**Problem to solve:** Search the data below for the string "있습니다". Extract every line that contains it.
────────────────────────────────────────
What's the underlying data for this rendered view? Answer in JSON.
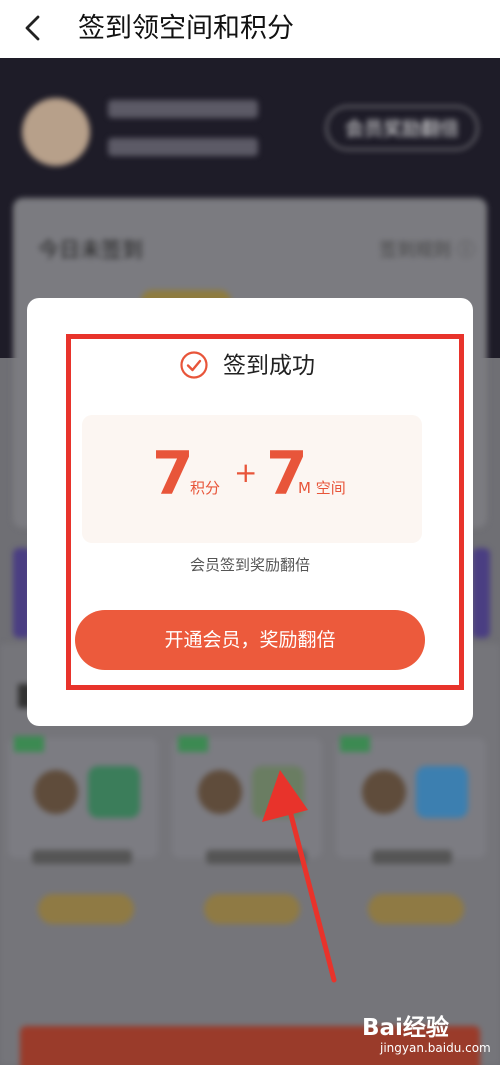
{
  "header": {
    "title": "签到领空间和积分"
  },
  "background": {
    "vip_button": "会员奖励翻倍",
    "card_title": "今日未签到",
    "rules_link": "签到规则"
  },
  "dialog": {
    "success_text": "签到成功",
    "points_value": "7",
    "points_unit": "积分",
    "plus": "+",
    "space_value": "7",
    "space_unit": "M 空间",
    "double_note": "会员签到奖励翻倍",
    "cta": "开通会员，奖励翻倍"
  },
  "watermark": {
    "brand": "Bai经验",
    "site": "jingyan.baidu.com"
  },
  "colors": {
    "accent": "#ec5a3c",
    "highlight_frame": "#e8332b",
    "dark_band": "#1e1c28"
  },
  "icons": {
    "back": "chevron-left-icon",
    "check": "check-circle-icon",
    "info": "info-icon",
    "arrow": "red-arrow-icon"
  }
}
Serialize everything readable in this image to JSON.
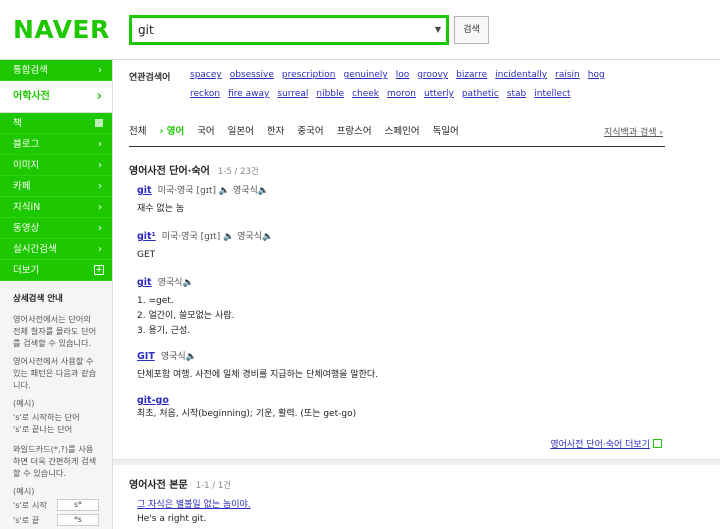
{
  "header": {
    "logo": "NAVER",
    "search_value": "git",
    "search_button": "검색"
  },
  "sidebar": {
    "items": [
      {
        "label": "통합검색"
      },
      {
        "label": "어학사전"
      },
      {
        "label": "책"
      },
      {
        "label": "블로그"
      },
      {
        "label": "이미지"
      },
      {
        "label": "카페"
      },
      {
        "label": "지식iN"
      },
      {
        "label": "동영상"
      },
      {
        "label": "실시간검색"
      },
      {
        "label": "더보기"
      }
    ],
    "info": {
      "title": "상세검색 안내",
      "p1": "영어사전에서는 단어의 전체 철자를 몰라도 단어를 검색할 수 있습니다.",
      "p2": "영어사전에서 사용할 수 있는 패턴은 다음과 같습니다.",
      "ex_label": "(예시)",
      "ex1": "'s'로 시작하는 단어",
      "ex2": "'s'로 끝나는 단어",
      "p3": "와일드카드(*,?)를 사용하면 더욱 간편하게 검색할 수 있습니다.",
      "ex_label2": "(예시)",
      "w1": "'s'로 시작",
      "w1tag": "s*",
      "w2": "'s'로 끝",
      "w2tag": "*s"
    }
  },
  "related": {
    "label": "연관검색어",
    "row1": [
      "spacey",
      "obsessive",
      "prescription",
      "genuinely",
      "loo",
      "groovy",
      "bizarre",
      "incidentally",
      "raisin",
      "hog"
    ],
    "row2": [
      "reckon",
      "fire away",
      "surreal",
      "nibble",
      "cheek",
      "moron",
      "utterly",
      "pathetic",
      "stab",
      "intellect"
    ]
  },
  "tabs": {
    "items": [
      "전체",
      "영어",
      "국어",
      "일본어",
      "한자",
      "중국어",
      "프랑스어",
      "스페인어",
      "독일어"
    ],
    "more": "지식백과 검색 ›"
  },
  "section1": {
    "title": "영어사전 단어·숙어",
    "count": "1-5 / 23건",
    "entries": [
      {
        "word": "git",
        "head": "미국·영국 [gɪt] 🔈  영국식🔈",
        "def": "재수 없는 놈"
      },
      {
        "word": "git¹",
        "head": "미국·영국 [gɪt] 🔈  영국식🔈",
        "def": "GET"
      },
      {
        "word": "git",
        "head": "영국식🔈",
        "def": "1. =get.\n2. 얼간이, 쓸모없는 사람.\n3. 용기, 근성."
      },
      {
        "word": "GIT",
        "head": "영국식🔈",
        "def": "단체포함 여행. 사전에 일체 경비를 지급하는 단체여행을 말한다."
      },
      {
        "word": "git-go",
        "head": "",
        "def": "최초, 처음, 시작(beginning); 기운, 활력. (또는 get-go)"
      }
    ],
    "more": "영어사전 단어·숙어 더보기"
  },
  "section2": {
    "title": "영어사전 본문",
    "count": "1-1 / 1건",
    "sentence": "그 자식은 별볼일 없는 놈이야.",
    "translation": "He's a right git."
  }
}
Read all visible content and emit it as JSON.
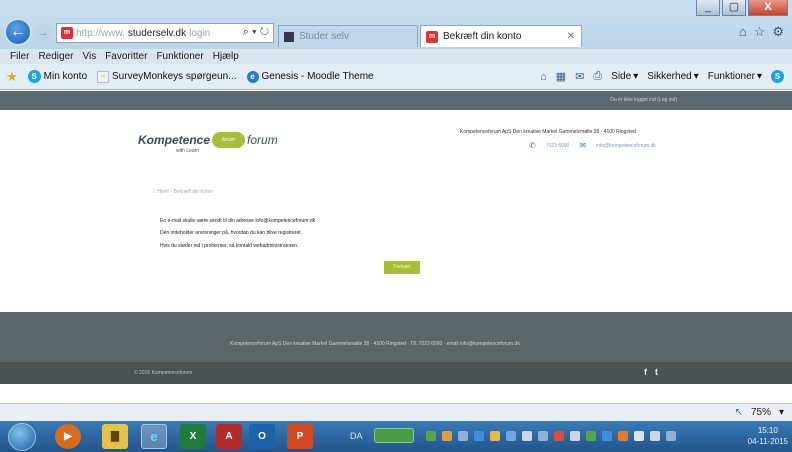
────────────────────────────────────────
**Task response:**
      "p1": "영어사전에서는 단어의 전체 철자를 몰라도 단어를 검색할 수 있습니다.",
      "p3": "와일드카드(*,?)를 사용하면 더욱 간편하게 검색할 수 있습니다.",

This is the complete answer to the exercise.